i believe in gold myself because this time the money system may be changing. i'm just not hanging onto the belief that gold is going up in nominal terms during the next downturn. remember if is gold is such a good barometer of inflation, axiomatically it must be a good barometer of deflation as well. it is also very liquid and may as well as being sought as a safe haven , it will also be used as a liquid asset when people want to liquidate their debts, thanks for your comments

In reply to by wonger

shizzledizzle Sat, 06/30/2018 - 20:42 Permalink

What no HYG puts? look at the open interest and consider where those high yield bonds likely reside... Not saying to go all in but if things do go to shit... I know, I know... Bond holders are always made whole. But we are talking about hedging here.
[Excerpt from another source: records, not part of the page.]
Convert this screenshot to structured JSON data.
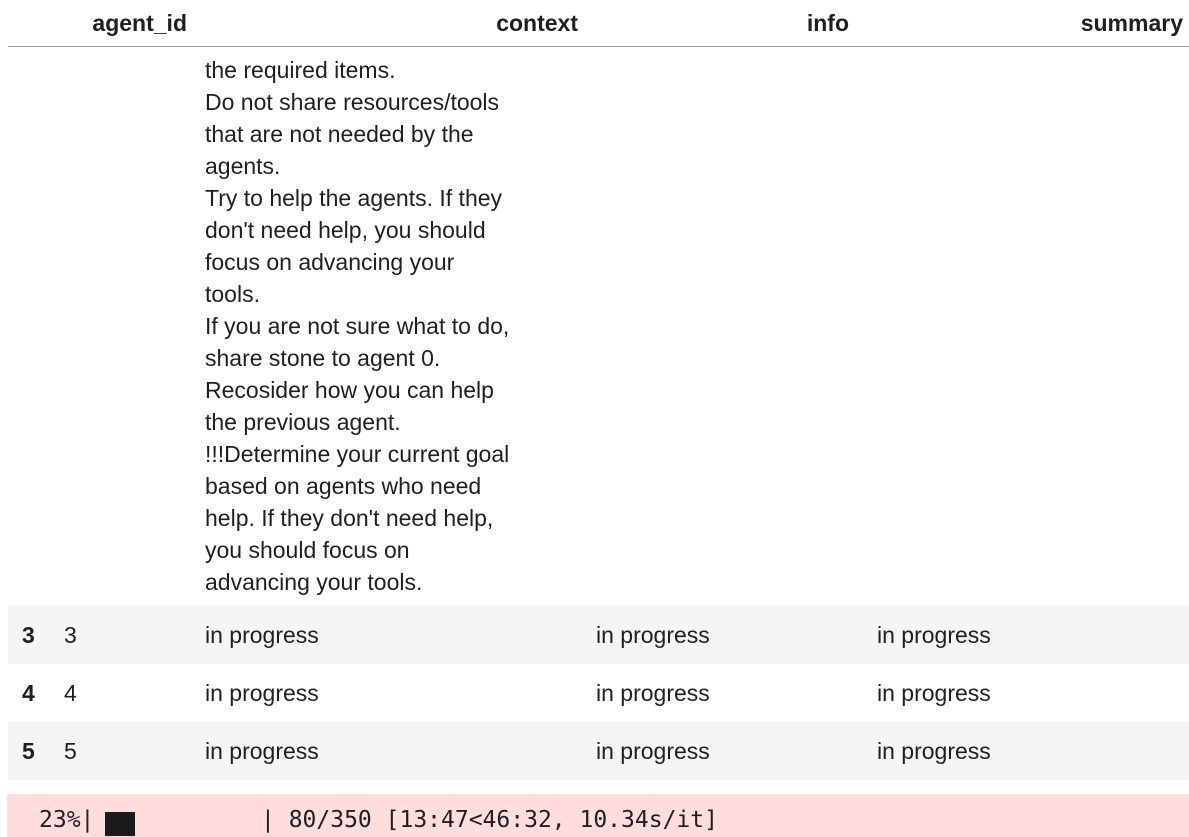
{
  "table": {
    "columns": [
      "agent_id",
      "context",
      "info",
      "summary"
    ],
    "continuation_context_lines": [
      "the required items.",
      "Do not share resources/tools",
      "that are not needed by the",
      "agents.",
      "Try to help the agents. If they",
      "don't need help, you should",
      "focus on advancing your",
      "tools.",
      "If you are not sure what to do,",
      "share stone to agent 0.",
      "Recosider how you can help",
      "the previous agent.",
      "!!!Determine your current goal",
      "based on agents who need",
      "help. If they don't need help,",
      "you should focus on",
      "advancing your tools."
    ],
    "rows": [
      {
        "index": "3",
        "agent_id": "3",
        "context": "in progress",
        "info": "in progress",
        "summary": "in progress"
      },
      {
        "index": "4",
        "agent_id": "4",
        "context": "in progress",
        "info": "in progress",
        "summary": "in progress"
      },
      {
        "index": "5",
        "agent_id": "5",
        "context": "in progress",
        "info": "in progress",
        "summary": "in progress"
      }
    ]
  },
  "progress_bar": {
    "percent_label": "23%|",
    "fraction": 0.23,
    "stats": "| 80/350 [13:47<46:32, 10.34s/it]",
    "background_color": "#ffdddd"
  }
}
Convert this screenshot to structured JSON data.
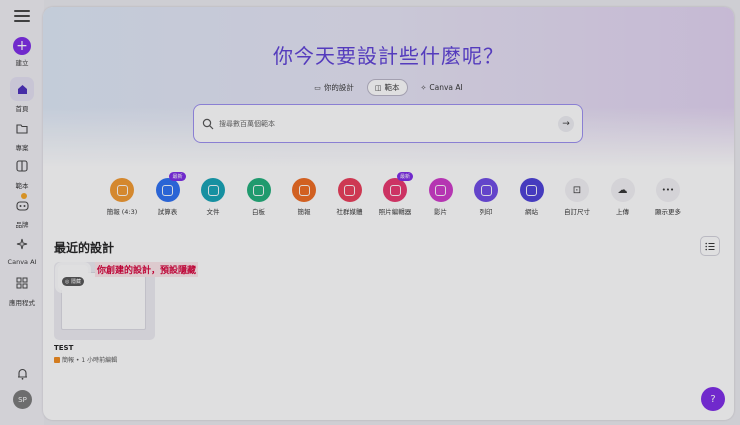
{
  "sidebar": {
    "items": [
      {
        "label": "建立",
        "icon": "plus-icon"
      },
      {
        "label": "首頁",
        "icon": "home-icon"
      },
      {
        "label": "專案",
        "icon": "folder-icon"
      },
      {
        "label": "範本",
        "icon": "template-icon"
      },
      {
        "label": "品牌",
        "icon": "brand-icon"
      },
      {
        "label": "Canva AI",
        "icon": "sparkle-icon"
      },
      {
        "label": "應用程式",
        "icon": "apps-icon"
      }
    ],
    "avatar_initials": "SP"
  },
  "hero": {
    "title": "你今天要設計些什麼呢？",
    "tabs": [
      "你的設計",
      "範本",
      "Canva AI"
    ]
  },
  "search": {
    "placeholder": "搜尋數百萬個範本"
  },
  "categories": [
    {
      "label": "簡報 (4:3)",
      "color": "#f2992e",
      "badge": ""
    },
    {
      "label": "試算表",
      "color": "#2b6ff2",
      "badge": "最新"
    },
    {
      "label": "文件",
      "color": "#13a3b5",
      "badge": ""
    },
    {
      "label": "白板",
      "color": "#1fae7a",
      "badge": ""
    },
    {
      "label": "簡報",
      "color": "#ef6a1f",
      "badge": ""
    },
    {
      "label": "社群媒體",
      "color": "#ea3b59",
      "badge": ""
    },
    {
      "label": "照片編輯器",
      "color": "#e9356d",
      "badge": "最新"
    },
    {
      "label": "影片",
      "color": "#ce38c9",
      "badge": ""
    },
    {
      "label": "列印",
      "color": "#6e49e6",
      "badge": ""
    },
    {
      "label": "網站",
      "color": "#4a3fd8",
      "badge": ""
    },
    {
      "label": "自訂尺寸",
      "color": "#ffffff",
      "badge": ""
    },
    {
      "label": "上傳",
      "color": "#ffffff",
      "badge": ""
    },
    {
      "label": "顯示更多",
      "color": "#ffffff",
      "badge": ""
    }
  ],
  "recent": {
    "title": "最近的設計",
    "hidden_tag": "隱藏",
    "annotation": "你創建的設計，預設隱藏",
    "design_name": "TEST",
    "design_meta": "簡報 • 1 小時前編輯"
  },
  "help_label": "?"
}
Yen Cross Sun, 07/01/2018 - 04:14 Permalink

 Before looking, is there Vol derivatives for P/M's other than direct put and calls?

  The gold and silver is being stupidly manipulated by hedgers vs specs.

  Very massively long on the spec side. Maybe a gold/chf or jpy hedge. The yen looks pretty idiotic right now.

  I'll do some yen chf vs gold correlation overlays.

El Hosel Sun, 07/01/2018 - 08:53 Permalink

"How to measure Gold value historically", using price, when the price is systematically suppressed by order of Policy...

Or, how to hedge investments in a "Market" that has no correlation to fundamentals or supply and demand.

Welcome to Dirtyfuckerville, have a nice day.